Objectives: Discuss the advancement of the CT-guided biopsy of spinal lesions and evaluate the literature and implications for advance practice providers.
Robert and Ball were the first to describe percutaneous biopsy of the spine in 1935. Since that time, the CT-guided biopsy has advanced into an extremely effective procedure. The open surgical method is less favorable due to operative complications, risk of leakage, and contamination to nearby organs and tissues. Spinal lesion is often close to vital organs or can be deeply positioned; therefore, the risk of a biopsy is concerning. Nonetheless, with advances in imaging, especially the CT scan, biopsies once considered in difficulty locations are guided by needle placement using the CT.
The CT-guided biopsy of the spine or vertebra has been found to be a safe, accurate, and efficient procedure for obtaining spinal and paraspinal tissue samples. Another advantage of the CT-guided biopsy is that it is a minimally invasive outpatient procedure with a high-yield tissue diagnosis and it is the best option to an open biopsy. It is also used for the evaluation and management of spinal infections, primary and metastatic lesions of the spine.
Literature review: Katappuram et. al. completed a retrospective reviewed of 75 patients who underwent percutaneous spinal or paraspinal soft tissue biopsies from 1980-1987. Information obtained from the record was based on biopsy location, age, sex, location of the lesion, type of needle used, and imaging modality. Twenty 22/75 of the biopsies were metastatic disease; infection and primary neoplasm make up the additional. The study found a 69/75 accuracy base on needle biopsy and 96% accuracy based on diagnostic category. Metastatic disease had the highest diagnostic yield (96%), and benign, primary and fracture (82%). Females were found to have a better biopsy result than males: 97% vs. 86%. A larger biopsy needle vs. a smaller needle was found to yield a better result: 97% vs. 80 %. Radicular symptoms were the only complication reported in this study, but overall, the complication rate for CT-guided biopsy of the spine is low.

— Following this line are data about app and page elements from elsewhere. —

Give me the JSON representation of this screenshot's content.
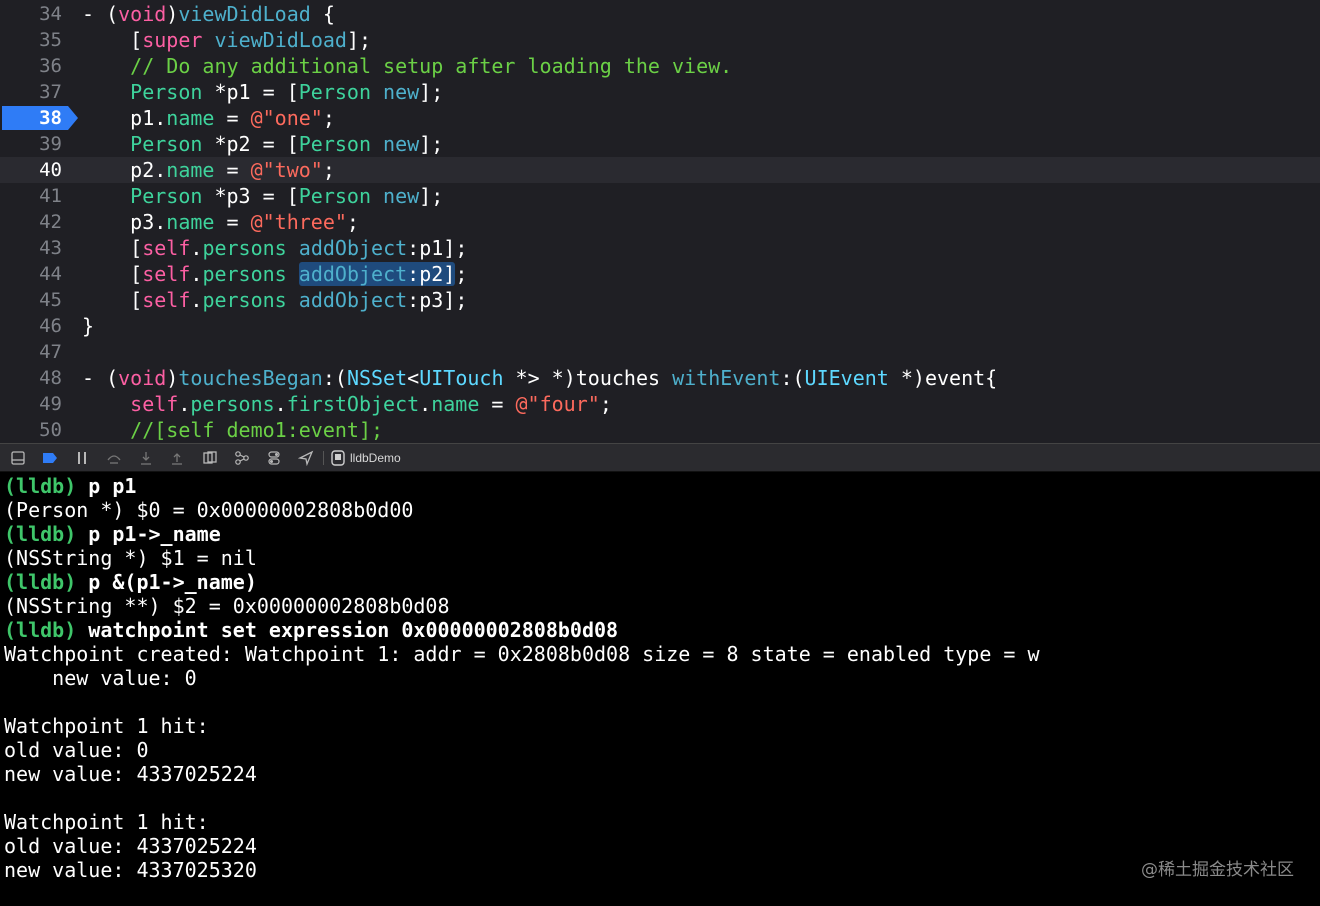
{
  "editor": {
    "current_line": "40",
    "breakpoint_line": "38",
    "lines": [
      {
        "num": "34",
        "tokens": [
          {
            "t": "tx",
            "v": "- ("
          },
          {
            "t": "kw",
            "v": "void"
          },
          {
            "t": "tx",
            "v": ")"
          },
          {
            "t": "fn",
            "v": "viewDidLoad"
          },
          {
            "t": "tx",
            "v": " {"
          }
        ]
      },
      {
        "num": "35",
        "tokens": [
          {
            "t": "tx",
            "v": "    ["
          },
          {
            "t": "kw",
            "v": "super"
          },
          {
            "t": "tx",
            "v": " "
          },
          {
            "t": "fn",
            "v": "viewDidLoad"
          },
          {
            "t": "tx",
            "v": "];"
          }
        ]
      },
      {
        "num": "36",
        "tokens": [
          {
            "t": "cm",
            "v": "    // Do any additional setup after loading the view."
          }
        ]
      },
      {
        "num": "37",
        "tokens": [
          {
            "t": "tx",
            "v": "    "
          },
          {
            "t": "cl",
            "v": "Person"
          },
          {
            "t": "tx",
            "v": " *p1 = ["
          },
          {
            "t": "cl",
            "v": "Person"
          },
          {
            "t": "tx",
            "v": " "
          },
          {
            "t": "fn",
            "v": "new"
          },
          {
            "t": "tx",
            "v": "];"
          }
        ]
      },
      {
        "num": "38",
        "tokens": [
          {
            "t": "tx",
            "v": "    p1."
          },
          {
            "t": "cl",
            "v": "name"
          },
          {
            "t": "tx",
            "v": " = "
          },
          {
            "t": "st",
            "v": "@\"one\""
          },
          {
            "t": "tx",
            "v": ";"
          }
        ]
      },
      {
        "num": "39",
        "tokens": [
          {
            "t": "tx",
            "v": "    "
          },
          {
            "t": "cl",
            "v": "Person"
          },
          {
            "t": "tx",
            "v": " *p2 = ["
          },
          {
            "t": "cl",
            "v": "Person"
          },
          {
            "t": "tx",
            "v": " "
          },
          {
            "t": "fn",
            "v": "new"
          },
          {
            "t": "tx",
            "v": "];"
          }
        ]
      },
      {
        "num": "40",
        "tokens": [
          {
            "t": "tx",
            "v": "    p2."
          },
          {
            "t": "cl",
            "v": "name"
          },
          {
            "t": "tx",
            "v": " = "
          },
          {
            "t": "st",
            "v": "@\"two\""
          },
          {
            "t": "tx",
            "v": ";"
          }
        ]
      },
      {
        "num": "41",
        "tokens": [
          {
            "t": "tx",
            "v": "    "
          },
          {
            "t": "cl",
            "v": "Person"
          },
          {
            "t": "tx",
            "v": " *p3 = ["
          },
          {
            "t": "cl",
            "v": "Person"
          },
          {
            "t": "tx",
            "v": " "
          },
          {
            "t": "fn",
            "v": "new"
          },
          {
            "t": "tx",
            "v": "];"
          }
        ]
      },
      {
        "num": "42",
        "tokens": [
          {
            "t": "tx",
            "v": "    p3."
          },
          {
            "t": "cl",
            "v": "name"
          },
          {
            "t": "tx",
            "v": " = "
          },
          {
            "t": "st",
            "v": "@\"three\""
          },
          {
            "t": "tx",
            "v": ";"
          }
        ]
      },
      {
        "num": "43",
        "tokens": [
          {
            "t": "tx",
            "v": "    ["
          },
          {
            "t": "kw",
            "v": "self"
          },
          {
            "t": "tx",
            "v": "."
          },
          {
            "t": "cl",
            "v": "persons"
          },
          {
            "t": "tx",
            "v": " "
          },
          {
            "t": "fn",
            "v": "addObject"
          },
          {
            "t": "tx",
            "v": ":p1];"
          }
        ]
      },
      {
        "num": "44",
        "tokens": [
          {
            "t": "tx",
            "v": "    ["
          },
          {
            "t": "kw",
            "v": "self"
          },
          {
            "t": "tx",
            "v": "."
          },
          {
            "t": "cl",
            "v": "persons"
          },
          {
            "t": "tx",
            "v": " "
          },
          {
            "t": "fn",
            "v": "addObject",
            "sel": true
          },
          {
            "t": "tx",
            "v": ":p2]",
            "sel": true
          },
          {
            "t": "tx",
            "v": ";"
          }
        ]
      },
      {
        "num": "45",
        "tokens": [
          {
            "t": "tx",
            "v": "    ["
          },
          {
            "t": "kw",
            "v": "self"
          },
          {
            "t": "tx",
            "v": "."
          },
          {
            "t": "cl",
            "v": "persons"
          },
          {
            "t": "tx",
            "v": " "
          },
          {
            "t": "fn",
            "v": "addObject"
          },
          {
            "t": "tx",
            "v": ":p3];"
          }
        ]
      },
      {
        "num": "46",
        "tokens": [
          {
            "t": "tx",
            "v": "}"
          }
        ]
      },
      {
        "num": "47",
        "tokens": []
      },
      {
        "num": "48",
        "tokens": [
          {
            "t": "tx",
            "v": "- ("
          },
          {
            "t": "kw",
            "v": "void"
          },
          {
            "t": "tx",
            "v": ")"
          },
          {
            "t": "fn",
            "v": "touchesBegan"
          },
          {
            "t": "tx",
            "v": ":("
          },
          {
            "t": "ty",
            "v": "NSSet"
          },
          {
            "t": "tx",
            "v": "<"
          },
          {
            "t": "ty",
            "v": "UITouch"
          },
          {
            "t": "tx",
            "v": " *> *)touches "
          },
          {
            "t": "fn",
            "v": "withEvent"
          },
          {
            "t": "tx",
            "v": ":("
          },
          {
            "t": "ty",
            "v": "UIEvent"
          },
          {
            "t": "tx",
            "v": " *)event{"
          }
        ]
      },
      {
        "num": "49",
        "tokens": [
          {
            "t": "kw",
            "v": "    self"
          },
          {
            "t": "tx",
            "v": "."
          },
          {
            "t": "cl",
            "v": "persons"
          },
          {
            "t": "tx",
            "v": "."
          },
          {
            "t": "cl",
            "v": "firstObject"
          },
          {
            "t": "tx",
            "v": "."
          },
          {
            "t": "cl",
            "v": "name"
          },
          {
            "t": "tx",
            "v": " = "
          },
          {
            "t": "st",
            "v": "@\"four\""
          },
          {
            "t": "tx",
            "v": ";"
          }
        ]
      },
      {
        "num": "50",
        "tokens": [
          {
            "t": "cm",
            "v": "    //[self demo1:event];"
          }
        ]
      }
    ]
  },
  "debug_bar": {
    "icons": [
      "hide-console-icon",
      "breakpoints-toggle-icon",
      "pause-icon",
      "step-over-icon",
      "step-into-icon",
      "step-out-icon",
      "view-hierarchy-icon",
      "memory-graph-icon",
      "environment-overrides-icon",
      "simulate-location-icon"
    ],
    "process_label": "lldbDemo"
  },
  "console": {
    "lines": [
      {
        "prompt": "(lldb)",
        "text": " p p1"
      },
      {
        "text": "(Person *) $0 = 0x00000002808b0d00"
      },
      {
        "prompt": "(lldb)",
        "text": " p p1->_name"
      },
      {
        "text": "(NSString *) $1 = nil"
      },
      {
        "prompt": "(lldb)",
        "text": " p &(p1->_name)"
      },
      {
        "text": "(NSString **) $2 = 0x00000002808b0d08"
      },
      {
        "prompt": "(lldb)",
        "text": " watchpoint set expression 0x00000002808b0d08"
      },
      {
        "text": "Watchpoint created: Watchpoint 1: addr = 0x2808b0d08 size = 8 state = enabled type = w"
      },
      {
        "text": "    new value: 0"
      },
      {
        "text": ""
      },
      {
        "text": "Watchpoint 1 hit:"
      },
      {
        "text": "old value: 0"
      },
      {
        "text": "new value: 4337025224"
      },
      {
        "text": ""
      },
      {
        "text": "Watchpoint 1 hit:"
      },
      {
        "text": "old value: 4337025224"
      },
      {
        "text": "new value: 4337025320"
      }
    ]
  },
  "watermark": "@稀土掘金技术社区",
  "colors": {
    "editor_bg": "#1f1f24",
    "breakpoint": "#2f7cf6",
    "keyword": "#fc5fa3",
    "function": "#4eb0cc",
    "class": "#3ed39c",
    "string": "#fc6a5d",
    "comment": "#6bd046",
    "lldb_prompt": "#3fc66a"
  }
}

In summary, percutaneous need biopsy was found to be safe, accurate, inexpensive, quick, and reliable procedure of diagnosing a variety of spinal lesions (1991).
Implications for the advanced practice provider: With an increase demand for minimally invasive procedure in the outpatient and hospital setting, the role of the interventional radiologist (IR) has increased significantly over the past ten years. This rapid growth, along with challenges in filling IR fellowships, has caused a demand for IR MD. According to Taylor et. al. (2012), this provided an opportunity for allied health professionals including nurse practitioners (NP) and physician assistants (PA) to answer the call of this complex specialty. Since the consultation to IR comes from different services, nurse practitioner s who are not directly employed in the IR can also play a role by coordinating referrals and educating patients on the reason for the procedure, which will promote patient satisfaction and enhance a positive clinic outcome.